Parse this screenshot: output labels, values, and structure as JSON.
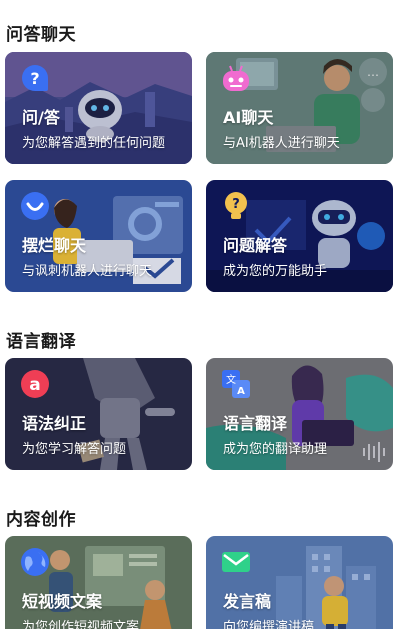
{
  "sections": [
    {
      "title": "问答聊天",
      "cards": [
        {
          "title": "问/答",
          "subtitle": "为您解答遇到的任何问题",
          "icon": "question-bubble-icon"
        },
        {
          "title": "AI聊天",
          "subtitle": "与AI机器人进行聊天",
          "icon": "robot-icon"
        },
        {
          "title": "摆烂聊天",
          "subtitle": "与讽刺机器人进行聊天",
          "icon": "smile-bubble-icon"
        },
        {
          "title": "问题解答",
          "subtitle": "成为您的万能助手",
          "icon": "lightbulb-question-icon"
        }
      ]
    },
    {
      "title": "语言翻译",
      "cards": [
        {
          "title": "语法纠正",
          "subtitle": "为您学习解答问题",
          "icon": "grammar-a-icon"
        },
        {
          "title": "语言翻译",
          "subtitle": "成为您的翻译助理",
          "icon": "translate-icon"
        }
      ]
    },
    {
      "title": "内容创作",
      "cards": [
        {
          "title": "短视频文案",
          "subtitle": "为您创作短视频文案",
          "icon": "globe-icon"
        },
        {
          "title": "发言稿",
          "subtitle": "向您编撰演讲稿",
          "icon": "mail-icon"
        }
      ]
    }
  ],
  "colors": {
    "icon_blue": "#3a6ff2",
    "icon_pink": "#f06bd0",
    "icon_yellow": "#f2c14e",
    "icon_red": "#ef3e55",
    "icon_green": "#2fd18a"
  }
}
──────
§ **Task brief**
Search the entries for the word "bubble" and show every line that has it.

§ **Output for this exercise**
          "icon": "question-bubble-icon"
          "icon": "smile-bubble-icon"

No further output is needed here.